The "something" which plaintiff had expected to be worked out on the cost of parts was not; hence this litigation. Plaintiff here seeks reimbursement for the cost of parts required to fix the block machine as well as damages for four months of lost profits while the block machine was being fixed. Defendant, on the other hand, denies liability by arguing an "as is" sale of "a [shipping] container containing a list of [20ASR2d28] specific machinery and accessories that represented a 10AB Columbia Concrete Machine." Defendant's Trial Memorandum, at pages 1-2.

Conclusions of Law

We find it difficult to believe, and hence reject the claim, that defendant had merely offered to sell plaintiff (and that plaintiff had in turn intended to spend $25,000.00 to buy) a miscellaneous assortment of concrete block machine parts. Rather, we find on the evidence that while defendant had offered to sell plaintiff a concrete block machine which it had represented, and thus expressly warranted, to be in good working condition, it had in actuality sold plaintiff an assortment of parts or remnants of a 10AB Columbia Concrete Machine. There was therefore, in our view, a fundamental variance between the performance promised and that made. We conclude breach of contract on the part of defendant.(2)

As to damages, however, the evidence also shows that plaintiff now effectively has an asset, the restored block machine, worth significantly in excess of purchase price and cost of parts and accessories. A dealer in these types of machines, a Mr. Bill Stewart, testified to this effect. At the same time, Ho Ching had also testified that his company had purchased another block machine which they have been using, and that the block machine in question has since been dismantled and placed in storage.
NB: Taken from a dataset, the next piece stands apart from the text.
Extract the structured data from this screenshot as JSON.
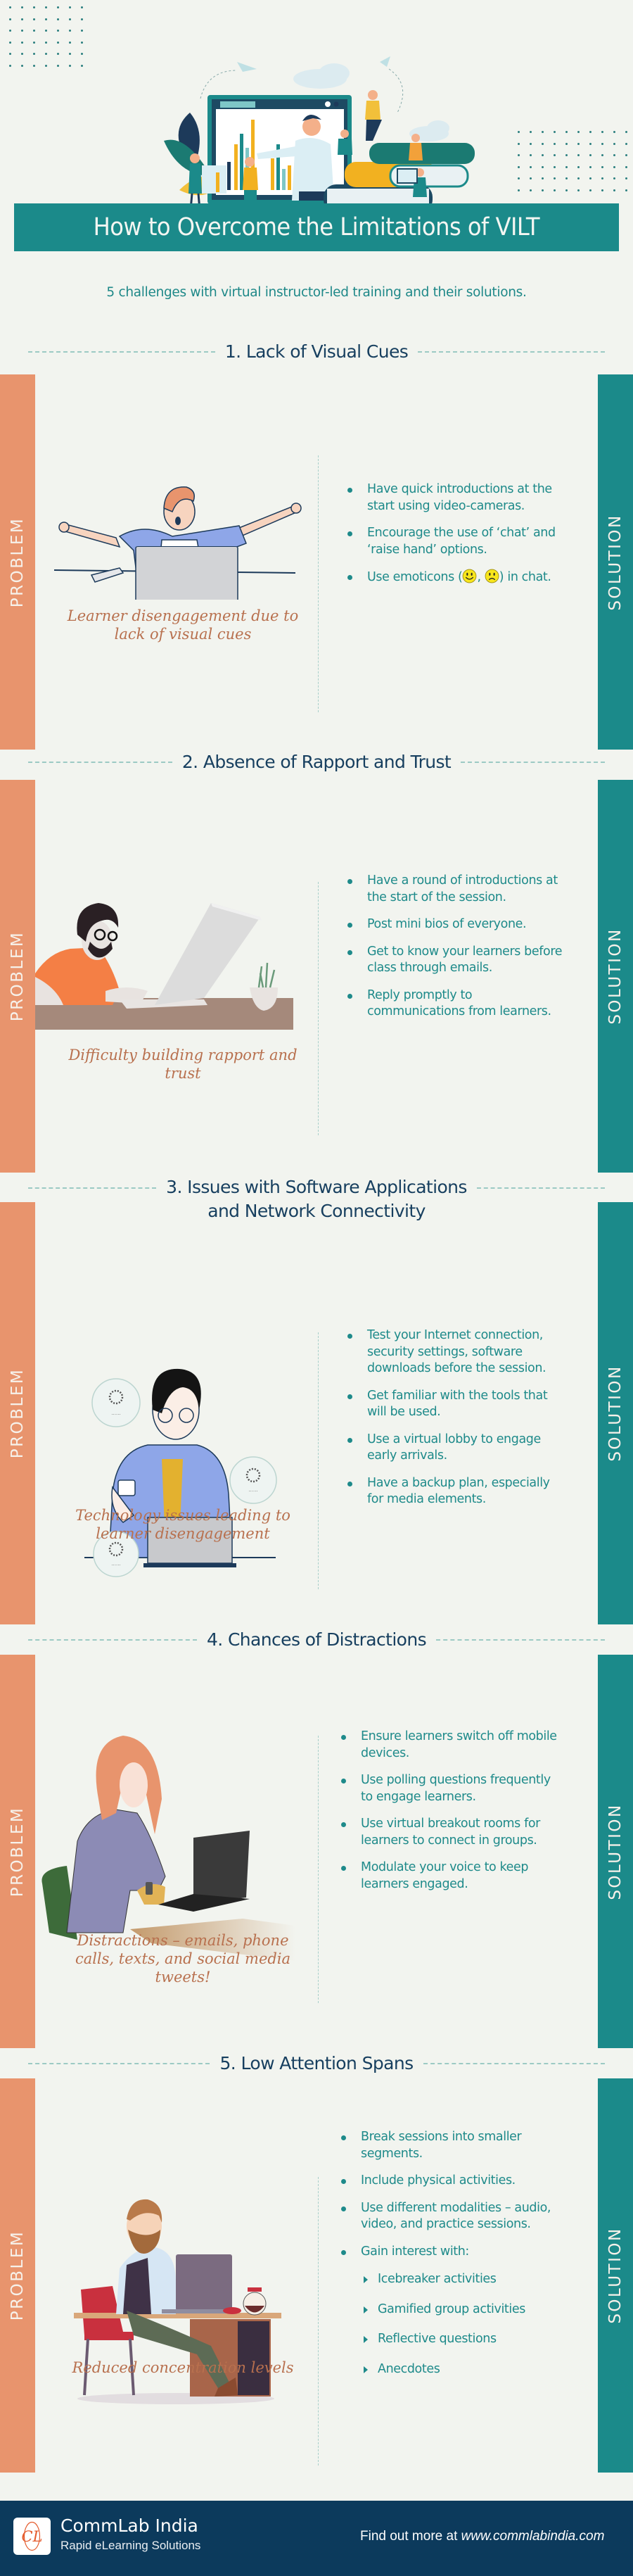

It is thus apparent that, for some time now, the block machine in question has been available for sale and disposition and that plaintiff should have thus made attempts to sell the machine in accordance with its duty to mitigate damages.

In the circumstances, we conclude that the only losses which may be appropriately considered are those relating to plaintiffs claim of lost sales opportunities while the block machine in question was being repaired. In this regard we assess, on the evidence presented, damages resulting from lost sales opportunities directly attributable to defendants breach of contract in the amount of $20,000, and direct that judgment be [20ASR2d29] entered accordingly.(3)
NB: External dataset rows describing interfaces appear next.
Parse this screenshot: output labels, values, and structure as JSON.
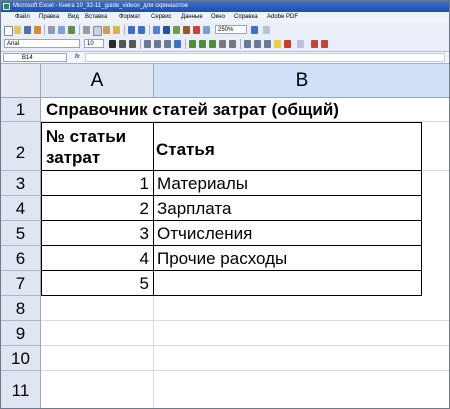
{
  "window": {
    "title": "Microsoft Excel - Книга 10_32-11_guide_videos_для скриншотов"
  },
  "menu": [
    "Файл",
    "Правка",
    "Вид",
    "Вставка",
    "Формат",
    "Сервис",
    "Данные",
    "Окно",
    "Справка",
    "Adobe PDF"
  ],
  "toolbar": {
    "zoom": "250%",
    "font_name": "Arial",
    "font_size": "10"
  },
  "formula_bar": {
    "name_box": "B14",
    "fx_label": "fx",
    "formula": ""
  },
  "sheet": {
    "columns": [
      "A",
      "B"
    ],
    "rows": [
      "1",
      "2",
      "3",
      "4",
      "5",
      "6",
      "7",
      "8",
      "9",
      "10",
      "11"
    ],
    "title": "Справочник статей затрат (общий)",
    "header": {
      "col_a_line1": "№ статьи",
      "col_a_line2": "затрат",
      "col_b": "Статья"
    },
    "data": [
      {
        "num": "1",
        "name": "Материалы"
      },
      {
        "num": "2",
        "name": "Зарплата"
      },
      {
        "num": "3",
        "name": "Отчисления"
      },
      {
        "num": "4",
        "name": "Прочие расходы"
      },
      {
        "num": "5",
        "name": ""
      }
    ]
  }
}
It is so ordered.


1. This gave rise to other suits. See Pacific Reliant Industries v. Amerika Samoa Bank, 14 A.S.R.2d 41 (1990).

2. We are also satisfied that a second agreement was also concluded, and breached by defendant, resulting from defendant's offer to share costs for parts and plaintiffs resulting forbearance from taking immediate action.

3. The proofs presented in this regard left something to be desired. The comparative sales picture presented for the months immediately preceding the period involved with repair work could have been more precise. Rather, Ho Ching testified, it seems from recollection, that production for the month of January 1989 was around six to eight hundred blocks per day, which he translated into a sales picture of $8,000 to $10,000 for the month. He further testified that sales then steadily increased, reaching a figure of $22,000.00 per month. Notwithstanding, we are satisfied that the range of sales figures presented arc' not without credible foundation. These were heyday times for the building industry following rebuilding and recovery efforts from the effects of hurricane Tusi in the Manu'a group. However, in our conclusion, we have necessarily held plaintiff to the quality of its proofs and given appropriate weight accordingly.